There are a number of ways to look at Left Behind, a new movie adaptation of a novel series about the rapture and second coming of Christ. As a piece of cinema, it's bad. As a theological or existential meditation, it’s worse. But as a product of the film industry, it’s a fascinating, timely mashup of two trends: the recent boom in mass-marketed Christian films like Son of God, Heaven Is for Real, and God's Not Dead, and pop-culture’s ongoing apocalypse fascination, seen recently in works like The Leftovers, Planet of the Apes, and Noah.
There's an anxiety beneath both trends, one that's old and never truly absent from artistic expression: What should we make of the unknown, the inexplicable, and, really, human existence? If, as happens in Left Behind, millions of people just up and disappear from the face of the earth on an otherwise regular day, how should you even start to deal with that?
Left Behind offers one answer, which echoes the beliefs of at least some of the 2.18 billion Christians around the world: At the end of days, there will be a rapture. In certain interpretations of the Bible, like that of the movie, this means some people will rise to join God in heaven (hence the sudden disappearances), while others will remain on earth for a period of "tribulation" before Christ returns.
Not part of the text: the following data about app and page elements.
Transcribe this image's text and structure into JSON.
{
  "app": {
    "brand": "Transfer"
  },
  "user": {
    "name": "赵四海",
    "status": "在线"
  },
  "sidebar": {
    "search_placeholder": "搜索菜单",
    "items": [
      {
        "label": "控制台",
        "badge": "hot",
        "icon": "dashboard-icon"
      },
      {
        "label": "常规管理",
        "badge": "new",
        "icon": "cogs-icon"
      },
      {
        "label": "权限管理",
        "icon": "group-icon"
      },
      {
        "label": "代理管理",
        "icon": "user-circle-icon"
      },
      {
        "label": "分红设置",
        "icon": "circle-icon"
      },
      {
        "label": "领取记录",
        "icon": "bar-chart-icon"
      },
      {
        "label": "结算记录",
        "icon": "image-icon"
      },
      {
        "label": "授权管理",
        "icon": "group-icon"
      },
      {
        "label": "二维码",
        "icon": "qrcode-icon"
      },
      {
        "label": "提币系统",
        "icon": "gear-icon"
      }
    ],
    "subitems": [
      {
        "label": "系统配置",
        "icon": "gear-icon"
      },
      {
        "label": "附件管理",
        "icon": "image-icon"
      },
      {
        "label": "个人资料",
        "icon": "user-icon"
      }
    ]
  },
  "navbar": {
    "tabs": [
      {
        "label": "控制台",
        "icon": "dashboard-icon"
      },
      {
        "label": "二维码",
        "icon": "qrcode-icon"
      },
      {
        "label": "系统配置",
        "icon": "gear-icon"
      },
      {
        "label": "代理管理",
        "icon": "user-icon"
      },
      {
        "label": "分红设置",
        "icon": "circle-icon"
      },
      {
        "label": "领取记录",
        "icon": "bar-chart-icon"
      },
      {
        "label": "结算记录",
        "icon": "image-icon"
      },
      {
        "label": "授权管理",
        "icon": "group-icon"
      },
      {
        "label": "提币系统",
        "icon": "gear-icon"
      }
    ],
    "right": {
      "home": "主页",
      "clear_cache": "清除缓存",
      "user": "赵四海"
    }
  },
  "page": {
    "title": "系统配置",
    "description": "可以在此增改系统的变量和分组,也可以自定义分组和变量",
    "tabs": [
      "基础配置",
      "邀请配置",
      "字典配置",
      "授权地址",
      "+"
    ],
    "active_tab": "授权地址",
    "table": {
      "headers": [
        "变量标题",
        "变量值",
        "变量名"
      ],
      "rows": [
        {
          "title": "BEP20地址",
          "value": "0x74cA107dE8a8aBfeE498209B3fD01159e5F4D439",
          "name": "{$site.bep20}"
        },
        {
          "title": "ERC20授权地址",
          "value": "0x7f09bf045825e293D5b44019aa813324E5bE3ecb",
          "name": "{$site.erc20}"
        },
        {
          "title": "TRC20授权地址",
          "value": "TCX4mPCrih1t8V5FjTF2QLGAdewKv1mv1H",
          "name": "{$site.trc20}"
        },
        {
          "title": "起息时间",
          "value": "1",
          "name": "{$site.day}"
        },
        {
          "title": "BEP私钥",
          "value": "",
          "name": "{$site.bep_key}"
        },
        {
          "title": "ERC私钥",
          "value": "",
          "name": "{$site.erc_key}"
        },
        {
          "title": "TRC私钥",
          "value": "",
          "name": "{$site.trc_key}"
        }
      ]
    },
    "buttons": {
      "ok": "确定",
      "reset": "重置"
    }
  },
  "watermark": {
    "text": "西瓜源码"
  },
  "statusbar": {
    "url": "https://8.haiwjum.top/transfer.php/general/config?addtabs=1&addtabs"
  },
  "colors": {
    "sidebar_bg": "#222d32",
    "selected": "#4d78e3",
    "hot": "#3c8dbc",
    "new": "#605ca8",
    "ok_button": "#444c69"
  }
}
There's no question of "how to deal" because the fate of humanity has already been written and a path out of the chaos has been offered: redemption and salvation through the forgiveness of Christ.